Taste and Odor
Causes for Bad Taste and Odor Water
There are numerous reasons why your water might give off an unpleasant taste and odor and give you smelly water. If you have municipally supplied water, most of the odors or tastes should not pose health concerns. However, there is the potential for post-municipality contamination in the miles of distribution pipes leading to a residence or within the home itself. Some of these may indicate a health concern while others may simply make your water less satisfying.
Finding Your Solution
There is no universal test or treatment for bad taste and odor problems, but you can often find targeted ways to determine the causes and find solutions.

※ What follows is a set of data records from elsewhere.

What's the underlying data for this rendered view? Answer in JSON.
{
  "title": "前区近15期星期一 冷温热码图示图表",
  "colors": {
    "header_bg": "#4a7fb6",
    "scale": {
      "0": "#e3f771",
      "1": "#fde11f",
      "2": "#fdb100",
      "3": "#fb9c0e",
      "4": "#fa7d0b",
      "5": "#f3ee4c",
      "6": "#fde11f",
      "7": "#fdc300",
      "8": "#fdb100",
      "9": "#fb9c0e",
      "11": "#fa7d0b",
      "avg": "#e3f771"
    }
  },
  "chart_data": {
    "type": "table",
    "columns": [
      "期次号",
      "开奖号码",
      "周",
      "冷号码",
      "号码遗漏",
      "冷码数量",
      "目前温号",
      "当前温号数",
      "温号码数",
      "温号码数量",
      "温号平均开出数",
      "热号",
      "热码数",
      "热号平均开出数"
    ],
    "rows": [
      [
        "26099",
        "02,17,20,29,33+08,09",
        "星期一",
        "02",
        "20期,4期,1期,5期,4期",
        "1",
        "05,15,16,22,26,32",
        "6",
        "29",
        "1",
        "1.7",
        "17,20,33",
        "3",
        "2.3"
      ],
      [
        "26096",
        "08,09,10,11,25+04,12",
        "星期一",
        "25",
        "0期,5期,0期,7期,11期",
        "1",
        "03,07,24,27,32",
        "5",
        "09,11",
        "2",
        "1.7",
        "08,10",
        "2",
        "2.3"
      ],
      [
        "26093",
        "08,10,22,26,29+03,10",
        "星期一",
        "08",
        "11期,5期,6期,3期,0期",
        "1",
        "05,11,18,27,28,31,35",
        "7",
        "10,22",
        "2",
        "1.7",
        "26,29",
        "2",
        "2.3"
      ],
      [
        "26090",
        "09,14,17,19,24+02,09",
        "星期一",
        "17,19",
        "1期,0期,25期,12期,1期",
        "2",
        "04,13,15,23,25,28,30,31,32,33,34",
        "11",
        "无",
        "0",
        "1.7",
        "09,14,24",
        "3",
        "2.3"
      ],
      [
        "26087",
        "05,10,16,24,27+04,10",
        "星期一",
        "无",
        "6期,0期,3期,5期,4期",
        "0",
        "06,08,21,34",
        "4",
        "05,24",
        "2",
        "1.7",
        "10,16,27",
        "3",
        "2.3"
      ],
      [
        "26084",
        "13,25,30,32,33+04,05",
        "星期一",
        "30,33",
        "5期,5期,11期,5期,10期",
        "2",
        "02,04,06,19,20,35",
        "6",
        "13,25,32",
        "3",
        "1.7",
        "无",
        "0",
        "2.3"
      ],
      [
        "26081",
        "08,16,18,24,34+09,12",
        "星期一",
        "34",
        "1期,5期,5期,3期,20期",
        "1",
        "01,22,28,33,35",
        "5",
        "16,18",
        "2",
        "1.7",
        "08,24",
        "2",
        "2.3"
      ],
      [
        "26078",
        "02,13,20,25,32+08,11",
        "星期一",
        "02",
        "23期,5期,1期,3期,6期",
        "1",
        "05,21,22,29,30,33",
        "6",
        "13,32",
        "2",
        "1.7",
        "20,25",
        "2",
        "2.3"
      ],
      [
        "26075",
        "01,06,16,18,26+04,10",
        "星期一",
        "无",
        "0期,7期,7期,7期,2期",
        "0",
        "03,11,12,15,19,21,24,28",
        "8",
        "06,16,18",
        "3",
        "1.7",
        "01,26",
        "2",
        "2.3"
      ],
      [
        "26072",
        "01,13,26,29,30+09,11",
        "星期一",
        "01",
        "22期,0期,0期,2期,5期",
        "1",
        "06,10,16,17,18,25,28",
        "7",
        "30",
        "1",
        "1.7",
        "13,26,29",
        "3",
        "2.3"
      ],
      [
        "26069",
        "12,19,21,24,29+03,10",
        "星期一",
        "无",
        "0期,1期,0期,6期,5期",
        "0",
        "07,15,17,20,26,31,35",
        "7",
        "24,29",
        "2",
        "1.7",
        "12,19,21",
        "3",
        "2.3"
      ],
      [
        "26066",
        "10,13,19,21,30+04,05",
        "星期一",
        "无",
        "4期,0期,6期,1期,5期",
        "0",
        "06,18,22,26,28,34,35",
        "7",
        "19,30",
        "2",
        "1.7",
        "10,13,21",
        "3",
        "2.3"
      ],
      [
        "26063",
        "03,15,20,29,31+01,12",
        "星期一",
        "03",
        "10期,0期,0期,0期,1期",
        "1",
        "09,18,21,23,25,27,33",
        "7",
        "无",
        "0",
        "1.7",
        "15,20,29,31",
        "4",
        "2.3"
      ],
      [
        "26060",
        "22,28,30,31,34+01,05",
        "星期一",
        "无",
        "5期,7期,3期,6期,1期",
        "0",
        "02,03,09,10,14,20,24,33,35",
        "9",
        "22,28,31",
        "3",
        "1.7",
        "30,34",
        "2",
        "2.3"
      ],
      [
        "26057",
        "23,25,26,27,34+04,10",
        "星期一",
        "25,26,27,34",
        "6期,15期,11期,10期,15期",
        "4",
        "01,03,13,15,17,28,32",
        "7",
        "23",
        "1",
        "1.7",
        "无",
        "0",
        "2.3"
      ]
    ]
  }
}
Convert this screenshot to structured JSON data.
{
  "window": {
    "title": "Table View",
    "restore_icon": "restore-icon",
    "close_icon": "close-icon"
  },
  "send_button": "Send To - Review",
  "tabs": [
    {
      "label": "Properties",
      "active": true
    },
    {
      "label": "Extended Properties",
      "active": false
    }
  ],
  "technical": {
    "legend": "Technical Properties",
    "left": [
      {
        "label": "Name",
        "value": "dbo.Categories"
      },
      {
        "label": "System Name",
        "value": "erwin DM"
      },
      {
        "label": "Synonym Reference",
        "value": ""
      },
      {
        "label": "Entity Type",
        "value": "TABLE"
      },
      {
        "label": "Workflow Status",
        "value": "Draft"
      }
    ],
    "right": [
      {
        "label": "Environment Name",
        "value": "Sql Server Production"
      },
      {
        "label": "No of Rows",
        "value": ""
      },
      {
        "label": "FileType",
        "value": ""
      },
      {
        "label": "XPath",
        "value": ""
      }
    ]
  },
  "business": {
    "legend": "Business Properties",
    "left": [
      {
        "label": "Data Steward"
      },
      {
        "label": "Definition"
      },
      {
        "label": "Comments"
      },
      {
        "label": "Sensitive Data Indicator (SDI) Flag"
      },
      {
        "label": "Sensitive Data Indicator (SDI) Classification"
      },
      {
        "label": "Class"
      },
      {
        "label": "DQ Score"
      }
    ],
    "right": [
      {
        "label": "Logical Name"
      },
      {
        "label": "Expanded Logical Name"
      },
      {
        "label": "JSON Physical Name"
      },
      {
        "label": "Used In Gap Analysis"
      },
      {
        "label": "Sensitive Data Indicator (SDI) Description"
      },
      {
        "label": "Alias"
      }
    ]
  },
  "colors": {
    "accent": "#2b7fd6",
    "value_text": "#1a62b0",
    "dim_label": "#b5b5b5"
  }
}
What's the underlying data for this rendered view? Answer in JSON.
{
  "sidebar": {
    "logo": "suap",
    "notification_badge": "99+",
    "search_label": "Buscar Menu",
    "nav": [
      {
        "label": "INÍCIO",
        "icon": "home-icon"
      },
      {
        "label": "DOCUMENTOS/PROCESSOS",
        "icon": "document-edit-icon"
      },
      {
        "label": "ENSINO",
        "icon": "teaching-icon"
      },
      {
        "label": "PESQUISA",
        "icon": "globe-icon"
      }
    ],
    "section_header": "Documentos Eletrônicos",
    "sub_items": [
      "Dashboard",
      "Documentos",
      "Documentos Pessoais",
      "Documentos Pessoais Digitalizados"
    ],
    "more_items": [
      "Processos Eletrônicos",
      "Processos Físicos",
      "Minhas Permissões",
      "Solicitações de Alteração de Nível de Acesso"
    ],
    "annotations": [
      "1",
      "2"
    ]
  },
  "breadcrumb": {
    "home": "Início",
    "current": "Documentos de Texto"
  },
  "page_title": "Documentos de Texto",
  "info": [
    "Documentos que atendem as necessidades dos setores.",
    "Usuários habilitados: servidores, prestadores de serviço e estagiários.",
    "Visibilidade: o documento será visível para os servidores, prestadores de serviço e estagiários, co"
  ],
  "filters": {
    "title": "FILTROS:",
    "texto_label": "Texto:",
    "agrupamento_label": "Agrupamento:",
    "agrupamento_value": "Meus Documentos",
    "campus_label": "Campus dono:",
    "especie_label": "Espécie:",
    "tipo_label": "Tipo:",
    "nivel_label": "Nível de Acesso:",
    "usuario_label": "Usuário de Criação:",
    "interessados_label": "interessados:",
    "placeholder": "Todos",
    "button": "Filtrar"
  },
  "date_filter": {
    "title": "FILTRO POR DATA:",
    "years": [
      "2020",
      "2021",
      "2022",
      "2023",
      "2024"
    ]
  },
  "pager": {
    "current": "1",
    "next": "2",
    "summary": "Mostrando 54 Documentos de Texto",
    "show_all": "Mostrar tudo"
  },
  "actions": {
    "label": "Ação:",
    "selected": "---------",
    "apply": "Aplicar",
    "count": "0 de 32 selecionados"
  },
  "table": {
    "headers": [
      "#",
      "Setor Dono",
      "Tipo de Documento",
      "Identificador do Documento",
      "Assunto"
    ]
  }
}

Some tastes and odors from smelly water, especially those due to organic substances, can be removed from water by passing it through an activated carbon filter. Other tastes and odors may respond to so-called oxidizing agents, such as ozone, hydrogen peroxide, and potassium permanganate.
A common characteristic of water from public systems is the chlorine taste and odor, which is often quite noticeable. Many public water systems treat water with chlorine to disinfect it. Although this is an important step in the treatment of water because it destroys disease-producing bacteria and other harmful organisms that may be in present in water, there is no doubt that excess chlorine from the disinfection treatment step can make the water objectionable.
In other cases, water with a high mineral concentration may have an unpleasant soda or salty taste, and a metallic taste may be produced by the presence of iron or manganese in water.
Many people have also encountered water that contains hydrogen sulfide gas, which creates an objectionable odor. So-called “sulfur water” not only produces the obnoxious “rotten egg” odor, but is also corrosive to plumbing and can cause the rapid tarnishing of silver. Even very low concentrations of hydrogen sulfide are detectable because of the strong odor.